    Choose to Save’s Ballpark E$timate (available online or through an Android or iPhone app) quickly determines approximately how much you’ll need to save for a comfortable retirement. Cost: Free.

    Prepare your tax returns: Try TurboTax, TaxACT, or H&R Block Program. Whether you take your wads of paperwork to a tax preparer every year or take on the task yourself, tax-prep programs are a good idea. They help you get a handle on your financial life. You can use them online, via CDs, or mobile apps. H&R Block’s Deluxe CD was a favorite. Its simple design and easy navigation made it a good choice for DIY tax novices. If you’d rather do your return online, Consumer Reports’ ShopSmart found TurboTax’s Deluxe online version better than its CD, as well as H&R Block’s Deluxe online program. But if you run your own business or have a complex investment portfolio to manage, you should probably stick with a professional tax preparer.

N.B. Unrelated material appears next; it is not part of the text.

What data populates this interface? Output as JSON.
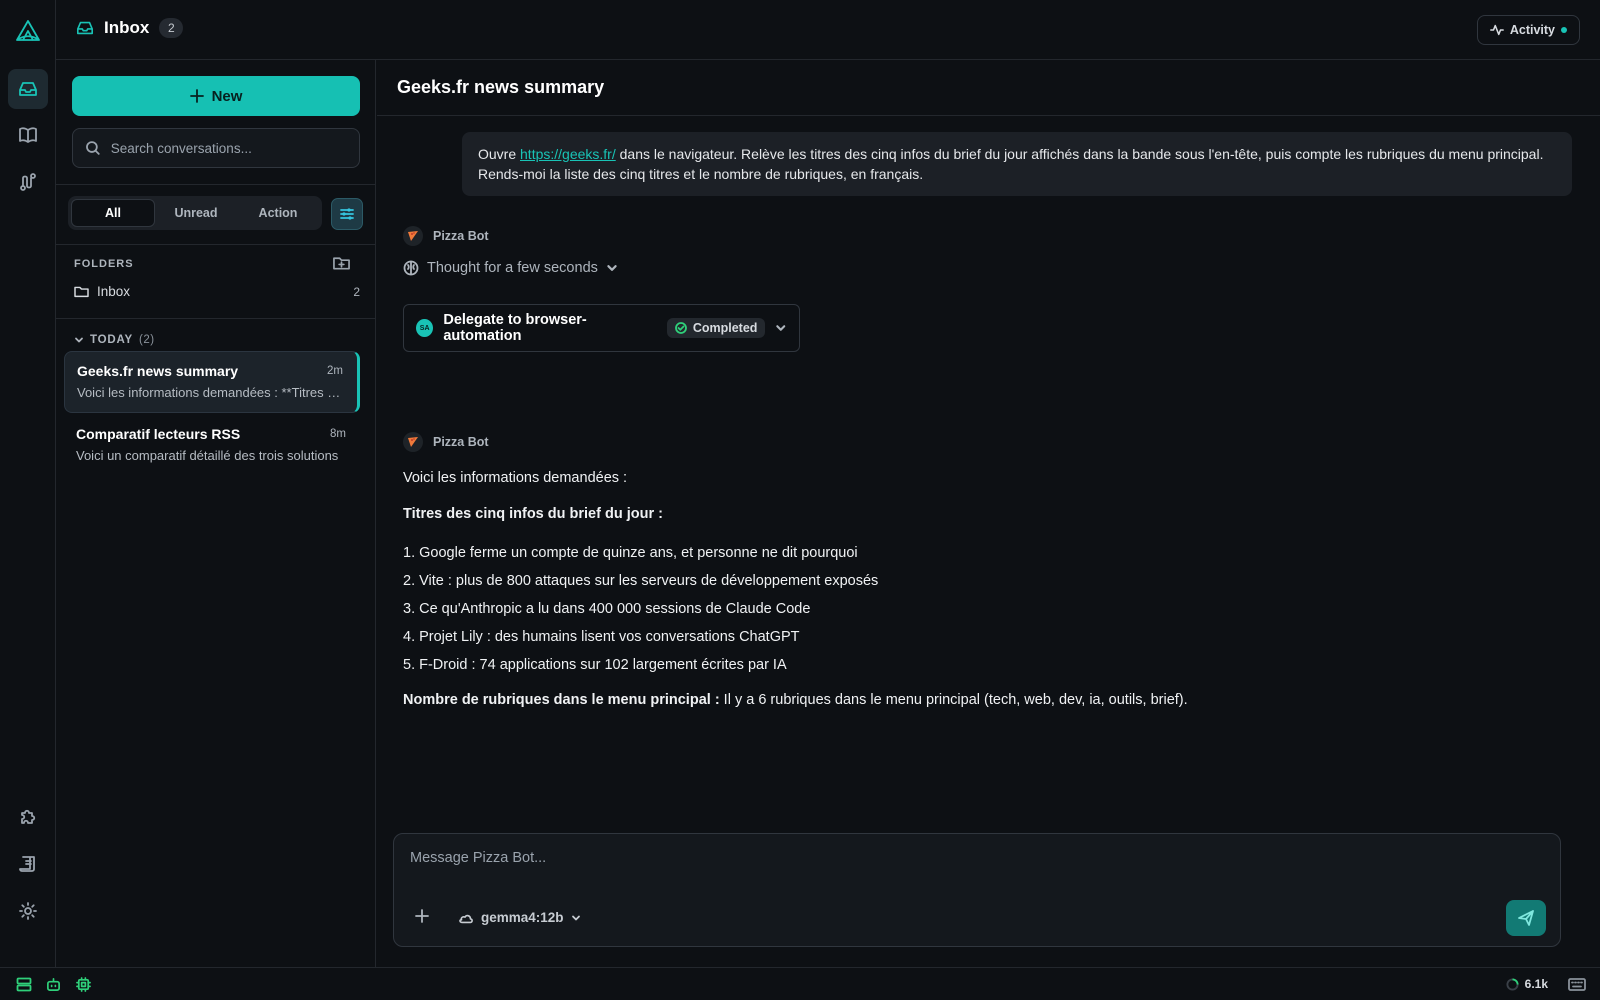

    Cost: To prepare and file a federal and one-state return online, TurboTax recently charged from $28 to $112; TaxACT ranged from $15 to $70; and H&R Block’s offerings were $28 to $87. Get lower prices with online coupons or deals through your bank, insurer, investment company, or employer.


    Keep tabs on your bank account: Try mobile banking. If you haven’t already taken advantage of your bank’s online services, it’s time to make the move and maybe try mobile banking. You can access your accounts from anywhere to check balances, transfer money, and see which checks have cleared, what fees you’ve been charged, and even whether an unauthorized charge or withdrawal has been made. By paying bills electronically, you can schedule payments and avoid annoying late fees. And with mobile banking, you can deposit checks with your smartphone, send money via e-mail or mobile phone number, and check your account balance.

    Cost: Free at most banks and credit unions.